World Health Organization. Adherence to long term therapies: Evidence for Action (Geneva, 2003).
Raynor DK. Patient compliance: the pharmacist’s role. Int J Pharm Prac. 1992;1:126-135.
Thinking Outside the Pillbox: A System-wide Approach to Improving Patient Medication Adherence for Chronic Disease. New England Health Care Institute. www.nehi.net/publications/44/thinking_outside_the_pillbox_a_systemwide_approach_to_improving_patient_medication_adherence_for_chronic_disease. Accessed September 22, 2011.
Chronic Diseases and Health Promotion. Centers for Disease Control and Prevention. www.cdc.gov/chronicdisease/overview/index.html. Accessed September 22, 2011.
Vik SA, Maxwell CJ, and Hogan DB. Measurement, correlates, and health outcomes of medication adherence among seniors. Ann Pharmacother. 2004;38:303-312.
Horne R and Weinman J. Self-regulation and self-management in asthma: exploring the role of illness perceptions and treatment beliefs in explaining non-adherence to preventer medication. Psychol Health. 2002;17:17-32.
Levanthal H, Brissette I, and Levanthal EA. The Self-regulation of Health and Illness Behavior 2003. (ed Routledge) 42-65.
Mann,DM, Ponieman D, Leventhal H, and Halm EA. Predictors of adherence to diabetes medications: the role of disease and medication beliefs. Journal of Behavioural Medicine. 2009;32:278-284

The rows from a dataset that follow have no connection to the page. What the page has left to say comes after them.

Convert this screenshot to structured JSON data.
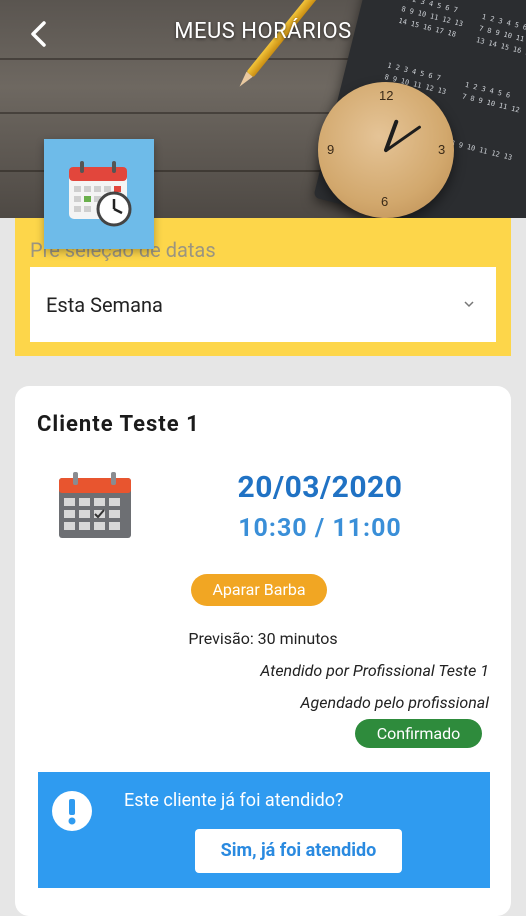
{
  "header": {
    "title": "MEUS HORÁRIOS",
    "back_icon": "chevron-left-icon",
    "clock_numbers": [
      "12",
      "3",
      "6",
      "9"
    ]
  },
  "filter": {
    "label": "Pré seleção de datas",
    "selected": "Esta Semana",
    "icon": "chevron-down-icon"
  },
  "appointment": {
    "client": "Cliente Teste 1",
    "date": "20/03/2020",
    "time": "10:30 / 11:00",
    "service": "Aparar Barba",
    "forecast": "Previsão: 30 minutos",
    "served_by": "Atendido por Profissional Teste 1",
    "scheduled_by": "Agendado pelo profissional",
    "status": "Confirmado"
  },
  "alert": {
    "question": "Este cliente já foi atendido?",
    "button": "Sim, já foi atendido"
  },
  "colors": {
    "accent_yellow": "#fdd64a",
    "date_blue": "#2072c4",
    "service_orange": "#f1a623",
    "status_green": "#2e8b3c",
    "alert_blue": "#2f9bf0"
  }
}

Annals of Pharmacotherapy (Editorial). Patient Compliance. Ann Pharmacother. 1993;27:S5-S24.